Schmidt, Samuel. Seriously Funny: Mexican Political Jokes as Social Resistance. Translated by Adam Schmidt. Tucson: University of Arizona Press, 2014. xiii + 279 pages. Paperback, $39.95.
Seriously Funny is the first English edition of Mexican political scientist Samuel Schmidt's survey of a neglected form of political participation, the joke. Readers should be aware that the emphasis here is on the "serious" rather than the "funny" (perhaps better reflected in the Spanish title, Humor en serio), and that, though the great many jokes included are often quite funny, Schmidt's is a scholarly work drawing on psychological research on humor--defined, citing another scholar, as "the transference of the moral for the scientific" (p.25)--and historical and political science analyses of Mexican politics. His primary purpose is to reveal the social context of political humor and explain its role in the Mexican political system. And, as any comedian knows, if you have to explain it, it isn't funny.
His explanation, though, is fascinating.
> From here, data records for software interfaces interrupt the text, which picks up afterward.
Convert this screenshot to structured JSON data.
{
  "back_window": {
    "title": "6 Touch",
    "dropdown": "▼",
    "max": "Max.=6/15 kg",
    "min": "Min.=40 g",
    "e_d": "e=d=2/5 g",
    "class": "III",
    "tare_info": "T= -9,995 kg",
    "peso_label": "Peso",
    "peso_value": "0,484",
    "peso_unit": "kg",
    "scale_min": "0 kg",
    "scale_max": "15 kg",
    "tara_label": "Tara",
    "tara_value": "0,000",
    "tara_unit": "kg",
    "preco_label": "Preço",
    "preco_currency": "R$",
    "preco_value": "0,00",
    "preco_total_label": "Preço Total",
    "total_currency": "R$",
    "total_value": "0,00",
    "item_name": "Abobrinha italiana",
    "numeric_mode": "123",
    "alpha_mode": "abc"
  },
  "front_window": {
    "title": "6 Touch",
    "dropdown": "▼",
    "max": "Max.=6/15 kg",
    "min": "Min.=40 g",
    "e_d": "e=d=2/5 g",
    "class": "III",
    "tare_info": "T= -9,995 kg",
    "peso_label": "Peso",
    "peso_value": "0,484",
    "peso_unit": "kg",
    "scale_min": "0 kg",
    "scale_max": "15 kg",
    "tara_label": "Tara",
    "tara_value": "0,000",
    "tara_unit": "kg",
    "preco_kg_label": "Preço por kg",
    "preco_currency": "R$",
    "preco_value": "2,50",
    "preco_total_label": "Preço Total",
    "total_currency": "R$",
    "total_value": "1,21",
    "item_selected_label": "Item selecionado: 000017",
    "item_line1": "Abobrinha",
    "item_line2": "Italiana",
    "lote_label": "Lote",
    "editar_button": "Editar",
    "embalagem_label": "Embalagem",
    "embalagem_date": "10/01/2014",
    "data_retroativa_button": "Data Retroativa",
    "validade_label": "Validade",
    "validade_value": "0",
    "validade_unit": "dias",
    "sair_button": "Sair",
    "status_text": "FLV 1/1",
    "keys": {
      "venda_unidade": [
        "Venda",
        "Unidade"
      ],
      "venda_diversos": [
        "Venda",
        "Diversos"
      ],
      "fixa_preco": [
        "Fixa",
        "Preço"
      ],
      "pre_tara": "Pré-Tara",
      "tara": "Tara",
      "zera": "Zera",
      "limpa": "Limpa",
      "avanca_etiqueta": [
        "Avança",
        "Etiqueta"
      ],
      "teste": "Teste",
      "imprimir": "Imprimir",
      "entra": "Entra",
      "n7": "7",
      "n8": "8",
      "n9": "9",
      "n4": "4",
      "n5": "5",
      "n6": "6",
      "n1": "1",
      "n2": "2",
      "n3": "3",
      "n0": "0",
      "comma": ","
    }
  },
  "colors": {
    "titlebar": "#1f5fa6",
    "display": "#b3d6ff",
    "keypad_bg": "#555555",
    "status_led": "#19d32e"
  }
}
Schmidt argues that, although jokes are often dismissed as a frivolous waste of time, they represent an important and revealing dimension of the relations between state and society. His thesis is that jokes are a form of resistance (he calls it "subterranean confrontation" [p. 8]) available to a citizenry that demands to be heard, to express its frustrations with politicians, and to call for change. When people pass along jokes they are not only having a good time but they are in fact launching a minor rebellion, getting even with their targets using a readily available weapon that nonetheless does not threaten the stability of the political system. Political jokes are subversive; they strip away the nearly royal aura of dignity in which politicians like to shroud themselves and expose them as flawed humans. As such, joke-telling has always held special importance in Mexico, which has been subjected to a variety of flagrantly corrupt and authoritarian regimes.
The book offers a broad theoretical treatment of political jokes, examining why jokes predominate as the typical form of political humor (as opposed to caricature, sarcasm and irony, etc.), then more narrowly examines Mexican humor and the role of political jokes in Mexico. Final chapters document the evolution of jokes across Mexican history, focusing on twentieth-century presidents. These years provide fertile ground for humor given the roller coaster ride...